- We expect any research that involves human participants to have been approved by an institutional ethics committee where appropriate;
- All those who have made a significant contribution should be listed as co-authors, while authors who have contributed in certain substantive aspects to the manuscript can be listed in the acknowledgments section;
- Authors are responsible for fact-checking the content of their work and should present an accurate account of the research performed, and offer an objective discussion of its significance. Underlying data should be represented accurately. The manuscript should contain sufficient detail and references to permit others to replicate the work. Fraudulent or knowingly inaccurate statements or research conduct are unethical and unacceptable;
- Authors should declare all funding sources and any actual or potential conflicts including any financial, personal or other relationships with other people and organisations in the acknowledgements;
- Authors are responsible for referencing all articles correctly. The work and words of others must be appropriately cited or quoted. Plagiarism in all its forms constitutes unethical publishing behaviour and is unacceptable;
- It is the responsibility of the Author to obtain permission to reproduce copyrighted material from other sources (including text, tables, photographs, slides, line illustrations or any other artwork). Tables and illustrations must be accompanied by written permission for their use from the copyright owner, along with complete information as to source. In most cases this will mean contacting the publisher of the original work. We request that authors provide us with a written confirmation prior to acceptance of the final manuscript. We encourage authors to start this process as early as possible;
- Authors are obliged to notify the journal editors immediately to retract the article or publish an appropriate erratum if they discover a significant error or inaccuracy in their published work.
New Zealand Sociology is a double-blind refereed journal peer reviewed to international standards:
- Some papers are rejected without peer review owing to lack of novelty, not meeting the standard required for academic scholarship or being outside the scope of the journal;
- Manuscripts will be acknowledged by the Editors upon receipt;
- Following editorial review, manuscripts will be sent to two referees for blind review. To facilitate this process, the author’s details should be included only on the separate cover page, although the title and abstract should appear in the main manuscript document;
- Revised articles are usually sent for re-review to the original peer reviewers if these indicate their willingness to review the article again;

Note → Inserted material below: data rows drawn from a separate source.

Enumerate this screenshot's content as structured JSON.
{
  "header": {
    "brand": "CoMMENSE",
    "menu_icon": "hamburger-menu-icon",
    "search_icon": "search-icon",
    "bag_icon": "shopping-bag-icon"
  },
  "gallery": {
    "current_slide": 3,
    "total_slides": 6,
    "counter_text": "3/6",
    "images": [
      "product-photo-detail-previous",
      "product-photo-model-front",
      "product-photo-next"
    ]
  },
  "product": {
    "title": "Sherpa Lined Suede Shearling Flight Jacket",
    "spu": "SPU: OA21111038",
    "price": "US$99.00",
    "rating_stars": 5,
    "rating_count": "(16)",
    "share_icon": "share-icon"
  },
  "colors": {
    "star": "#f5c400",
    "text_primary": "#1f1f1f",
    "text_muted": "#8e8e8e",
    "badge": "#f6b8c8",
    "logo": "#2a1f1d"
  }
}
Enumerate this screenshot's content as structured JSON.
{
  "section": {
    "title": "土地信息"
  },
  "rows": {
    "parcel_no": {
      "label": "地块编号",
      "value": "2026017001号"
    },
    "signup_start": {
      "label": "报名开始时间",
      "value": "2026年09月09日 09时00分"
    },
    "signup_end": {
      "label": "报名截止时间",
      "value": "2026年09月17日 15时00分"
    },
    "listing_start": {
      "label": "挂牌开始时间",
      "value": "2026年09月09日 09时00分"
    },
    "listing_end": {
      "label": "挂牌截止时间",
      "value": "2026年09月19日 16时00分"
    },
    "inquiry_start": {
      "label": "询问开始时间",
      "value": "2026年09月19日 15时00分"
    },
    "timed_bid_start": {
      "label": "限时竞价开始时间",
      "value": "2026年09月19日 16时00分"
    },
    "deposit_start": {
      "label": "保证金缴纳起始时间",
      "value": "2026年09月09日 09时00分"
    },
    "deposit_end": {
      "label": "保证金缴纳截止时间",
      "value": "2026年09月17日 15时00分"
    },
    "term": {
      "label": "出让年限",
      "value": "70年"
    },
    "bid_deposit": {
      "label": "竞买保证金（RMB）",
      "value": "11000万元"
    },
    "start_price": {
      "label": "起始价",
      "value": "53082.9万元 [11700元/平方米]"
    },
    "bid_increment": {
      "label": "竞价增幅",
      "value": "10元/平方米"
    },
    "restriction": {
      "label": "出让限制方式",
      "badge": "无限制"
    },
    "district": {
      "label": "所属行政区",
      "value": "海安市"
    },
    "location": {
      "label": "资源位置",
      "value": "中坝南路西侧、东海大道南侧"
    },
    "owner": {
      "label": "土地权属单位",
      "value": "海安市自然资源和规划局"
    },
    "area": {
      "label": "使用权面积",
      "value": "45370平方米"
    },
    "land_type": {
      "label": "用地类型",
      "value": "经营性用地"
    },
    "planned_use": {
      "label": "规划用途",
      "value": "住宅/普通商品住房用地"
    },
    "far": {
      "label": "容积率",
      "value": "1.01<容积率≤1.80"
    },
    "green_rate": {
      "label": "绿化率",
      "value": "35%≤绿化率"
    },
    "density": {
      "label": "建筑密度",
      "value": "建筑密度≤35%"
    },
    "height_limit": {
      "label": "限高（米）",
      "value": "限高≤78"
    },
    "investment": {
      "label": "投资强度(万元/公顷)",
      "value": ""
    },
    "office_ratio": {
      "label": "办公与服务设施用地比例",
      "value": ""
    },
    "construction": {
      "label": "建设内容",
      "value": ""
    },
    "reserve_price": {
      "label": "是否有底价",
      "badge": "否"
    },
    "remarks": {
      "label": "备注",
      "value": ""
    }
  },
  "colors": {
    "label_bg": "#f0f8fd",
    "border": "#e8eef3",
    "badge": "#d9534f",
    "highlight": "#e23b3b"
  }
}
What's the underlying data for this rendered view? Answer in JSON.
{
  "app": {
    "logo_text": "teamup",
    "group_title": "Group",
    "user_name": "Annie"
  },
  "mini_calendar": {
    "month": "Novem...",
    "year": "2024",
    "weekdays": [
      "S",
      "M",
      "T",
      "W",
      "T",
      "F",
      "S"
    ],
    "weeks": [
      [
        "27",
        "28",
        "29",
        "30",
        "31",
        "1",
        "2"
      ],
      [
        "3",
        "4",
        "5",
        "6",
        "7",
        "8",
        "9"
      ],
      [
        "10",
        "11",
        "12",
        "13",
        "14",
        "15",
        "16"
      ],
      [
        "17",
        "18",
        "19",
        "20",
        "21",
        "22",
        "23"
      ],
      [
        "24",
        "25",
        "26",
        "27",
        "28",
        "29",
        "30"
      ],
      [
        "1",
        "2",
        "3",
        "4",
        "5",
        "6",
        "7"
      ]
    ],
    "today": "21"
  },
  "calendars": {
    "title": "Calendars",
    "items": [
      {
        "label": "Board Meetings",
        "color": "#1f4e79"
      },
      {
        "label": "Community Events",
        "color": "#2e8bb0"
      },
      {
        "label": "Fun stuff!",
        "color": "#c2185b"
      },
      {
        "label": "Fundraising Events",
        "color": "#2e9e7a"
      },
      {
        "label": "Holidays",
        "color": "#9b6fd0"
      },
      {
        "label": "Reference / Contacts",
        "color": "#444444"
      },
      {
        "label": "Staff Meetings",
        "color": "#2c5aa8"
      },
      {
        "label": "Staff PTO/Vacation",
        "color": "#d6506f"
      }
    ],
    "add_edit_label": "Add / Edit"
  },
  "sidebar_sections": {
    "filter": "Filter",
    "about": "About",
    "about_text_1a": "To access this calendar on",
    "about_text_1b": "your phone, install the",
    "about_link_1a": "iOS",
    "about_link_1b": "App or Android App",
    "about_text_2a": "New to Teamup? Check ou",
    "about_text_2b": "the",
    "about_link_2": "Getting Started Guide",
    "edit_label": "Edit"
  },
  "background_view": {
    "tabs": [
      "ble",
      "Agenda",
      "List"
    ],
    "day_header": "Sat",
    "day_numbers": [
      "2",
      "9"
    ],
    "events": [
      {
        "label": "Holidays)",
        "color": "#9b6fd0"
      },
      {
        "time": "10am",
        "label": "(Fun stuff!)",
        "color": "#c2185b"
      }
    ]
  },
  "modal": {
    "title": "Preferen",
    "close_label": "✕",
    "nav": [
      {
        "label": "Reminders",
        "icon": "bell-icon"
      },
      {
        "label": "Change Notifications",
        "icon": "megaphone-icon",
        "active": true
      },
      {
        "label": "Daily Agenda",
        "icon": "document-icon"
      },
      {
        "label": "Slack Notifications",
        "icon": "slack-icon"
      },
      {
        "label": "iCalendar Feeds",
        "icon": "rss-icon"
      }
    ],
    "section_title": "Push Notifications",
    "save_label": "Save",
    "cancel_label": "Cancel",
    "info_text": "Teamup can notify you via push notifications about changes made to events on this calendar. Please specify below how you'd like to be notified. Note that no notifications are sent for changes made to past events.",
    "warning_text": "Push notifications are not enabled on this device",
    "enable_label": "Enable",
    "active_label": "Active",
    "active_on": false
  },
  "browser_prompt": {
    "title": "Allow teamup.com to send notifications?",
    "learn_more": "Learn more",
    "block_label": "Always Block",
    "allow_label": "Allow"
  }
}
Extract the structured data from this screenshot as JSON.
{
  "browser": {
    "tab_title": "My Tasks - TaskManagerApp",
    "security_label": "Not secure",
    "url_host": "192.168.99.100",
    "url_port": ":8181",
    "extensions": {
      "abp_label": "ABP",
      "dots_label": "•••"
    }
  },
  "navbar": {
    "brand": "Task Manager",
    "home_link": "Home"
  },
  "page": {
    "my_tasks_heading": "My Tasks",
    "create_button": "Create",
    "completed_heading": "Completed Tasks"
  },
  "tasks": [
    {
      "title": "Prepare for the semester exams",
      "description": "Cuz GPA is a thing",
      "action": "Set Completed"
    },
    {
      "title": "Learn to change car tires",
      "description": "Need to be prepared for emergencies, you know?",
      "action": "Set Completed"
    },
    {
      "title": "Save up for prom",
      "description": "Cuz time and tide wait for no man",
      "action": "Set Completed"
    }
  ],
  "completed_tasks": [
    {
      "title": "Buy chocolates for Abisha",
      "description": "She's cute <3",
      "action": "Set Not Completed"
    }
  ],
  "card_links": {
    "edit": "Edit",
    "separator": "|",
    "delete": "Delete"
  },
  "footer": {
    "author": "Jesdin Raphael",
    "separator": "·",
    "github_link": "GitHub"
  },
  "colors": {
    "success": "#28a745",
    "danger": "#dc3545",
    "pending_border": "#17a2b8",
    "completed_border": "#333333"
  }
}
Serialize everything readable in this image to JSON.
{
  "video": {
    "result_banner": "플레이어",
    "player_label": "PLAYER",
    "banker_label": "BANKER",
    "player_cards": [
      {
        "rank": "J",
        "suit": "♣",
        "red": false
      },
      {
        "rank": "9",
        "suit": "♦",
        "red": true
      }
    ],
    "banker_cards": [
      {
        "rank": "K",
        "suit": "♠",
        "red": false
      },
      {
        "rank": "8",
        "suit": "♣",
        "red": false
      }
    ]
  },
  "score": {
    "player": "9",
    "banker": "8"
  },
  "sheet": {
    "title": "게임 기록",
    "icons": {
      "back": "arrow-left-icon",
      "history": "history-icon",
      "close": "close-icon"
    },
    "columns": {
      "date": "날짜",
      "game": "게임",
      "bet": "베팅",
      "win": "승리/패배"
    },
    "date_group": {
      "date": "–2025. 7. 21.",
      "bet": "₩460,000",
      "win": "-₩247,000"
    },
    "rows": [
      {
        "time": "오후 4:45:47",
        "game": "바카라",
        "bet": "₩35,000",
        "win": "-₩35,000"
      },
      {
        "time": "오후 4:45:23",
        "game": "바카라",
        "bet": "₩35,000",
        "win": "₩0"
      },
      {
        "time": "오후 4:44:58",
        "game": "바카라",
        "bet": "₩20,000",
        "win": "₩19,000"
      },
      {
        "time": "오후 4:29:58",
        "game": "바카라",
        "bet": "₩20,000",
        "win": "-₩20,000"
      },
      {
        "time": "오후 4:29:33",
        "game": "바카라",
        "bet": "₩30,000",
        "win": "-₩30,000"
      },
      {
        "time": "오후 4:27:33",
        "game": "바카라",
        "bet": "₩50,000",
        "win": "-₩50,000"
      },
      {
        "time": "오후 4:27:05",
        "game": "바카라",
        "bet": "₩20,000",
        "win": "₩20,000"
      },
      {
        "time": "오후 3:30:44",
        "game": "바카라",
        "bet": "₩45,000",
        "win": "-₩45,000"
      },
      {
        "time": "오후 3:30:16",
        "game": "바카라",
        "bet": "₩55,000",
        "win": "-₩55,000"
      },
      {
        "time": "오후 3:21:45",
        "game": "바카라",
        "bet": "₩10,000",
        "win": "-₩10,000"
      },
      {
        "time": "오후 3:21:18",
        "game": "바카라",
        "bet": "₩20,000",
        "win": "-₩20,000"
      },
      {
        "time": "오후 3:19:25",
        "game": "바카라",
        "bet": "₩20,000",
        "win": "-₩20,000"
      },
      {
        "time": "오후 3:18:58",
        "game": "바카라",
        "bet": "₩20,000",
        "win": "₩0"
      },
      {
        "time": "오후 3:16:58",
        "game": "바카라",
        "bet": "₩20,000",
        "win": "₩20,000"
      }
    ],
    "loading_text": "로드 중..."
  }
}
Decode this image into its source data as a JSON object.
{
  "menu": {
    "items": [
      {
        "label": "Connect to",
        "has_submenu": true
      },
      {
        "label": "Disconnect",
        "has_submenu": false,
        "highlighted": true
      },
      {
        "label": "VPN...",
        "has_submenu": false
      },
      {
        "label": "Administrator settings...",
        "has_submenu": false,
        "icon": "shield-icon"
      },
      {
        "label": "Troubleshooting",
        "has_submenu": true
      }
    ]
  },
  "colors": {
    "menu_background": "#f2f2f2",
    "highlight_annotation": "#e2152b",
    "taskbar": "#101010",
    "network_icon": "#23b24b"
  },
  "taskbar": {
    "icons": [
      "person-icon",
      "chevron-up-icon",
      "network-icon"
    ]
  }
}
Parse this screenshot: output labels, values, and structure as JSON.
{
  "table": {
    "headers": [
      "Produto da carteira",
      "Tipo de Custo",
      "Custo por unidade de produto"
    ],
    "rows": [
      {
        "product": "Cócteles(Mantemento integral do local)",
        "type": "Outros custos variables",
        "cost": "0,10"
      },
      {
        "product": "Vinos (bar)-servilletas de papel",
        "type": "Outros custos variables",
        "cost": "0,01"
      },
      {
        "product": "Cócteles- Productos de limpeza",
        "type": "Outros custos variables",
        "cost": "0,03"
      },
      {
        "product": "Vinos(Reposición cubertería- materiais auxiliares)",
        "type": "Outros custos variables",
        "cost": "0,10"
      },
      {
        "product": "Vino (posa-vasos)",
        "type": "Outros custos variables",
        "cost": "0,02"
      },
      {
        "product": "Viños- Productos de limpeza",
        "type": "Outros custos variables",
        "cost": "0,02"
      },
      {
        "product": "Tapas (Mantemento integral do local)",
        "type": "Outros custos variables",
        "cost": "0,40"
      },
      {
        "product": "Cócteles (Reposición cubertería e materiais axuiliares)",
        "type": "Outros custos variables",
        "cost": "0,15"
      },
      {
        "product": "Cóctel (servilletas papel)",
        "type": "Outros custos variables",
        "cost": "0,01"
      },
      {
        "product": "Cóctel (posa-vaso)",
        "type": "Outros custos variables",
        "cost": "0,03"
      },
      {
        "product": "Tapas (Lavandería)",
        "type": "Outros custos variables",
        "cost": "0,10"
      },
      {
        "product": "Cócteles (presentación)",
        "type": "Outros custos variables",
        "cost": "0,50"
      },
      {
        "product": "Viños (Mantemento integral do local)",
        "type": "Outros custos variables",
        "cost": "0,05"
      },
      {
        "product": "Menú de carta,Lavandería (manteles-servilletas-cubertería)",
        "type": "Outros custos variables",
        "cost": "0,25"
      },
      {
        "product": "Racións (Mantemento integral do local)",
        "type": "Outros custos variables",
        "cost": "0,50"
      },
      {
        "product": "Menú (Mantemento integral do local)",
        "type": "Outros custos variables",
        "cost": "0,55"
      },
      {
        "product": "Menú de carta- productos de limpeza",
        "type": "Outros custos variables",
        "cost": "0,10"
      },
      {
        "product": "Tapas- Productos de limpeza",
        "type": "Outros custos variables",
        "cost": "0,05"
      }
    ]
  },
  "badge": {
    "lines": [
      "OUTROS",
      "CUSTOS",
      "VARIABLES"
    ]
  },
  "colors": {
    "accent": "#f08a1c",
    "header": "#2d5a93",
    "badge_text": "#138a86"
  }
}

- Revision of an article gives no guarantee of acceptance and in some cases revised articles are rejected if the improvements are not sufficient or new issues arise;
- All authors should be prepared to return revised papers and proof corrections to the deadlines required for publication;
- Preliminary consultation with the editors about the suitability of an article does not necessarily guarantee its publication.
Submissions from authors with whom the Editors have a conflict of interest will be assessed by an Associate Editor or member of the Editorial Board. Submissions by Editors, Associate Editors or members of the Editorial Advisory Board will be managed in a way so as to avoid conflict of interest and will be subject to the same double-blind review as other authors.
These will be emailed to authors and any improved layout suggestions should be returned to the managing editor within one week. Major alterations to the text cannot be accepted at this stage.
The editors reserve the right to make minor editorial alterations or deletions to articles without consulting the author(s), so long as such changes do not affect the substance of the article.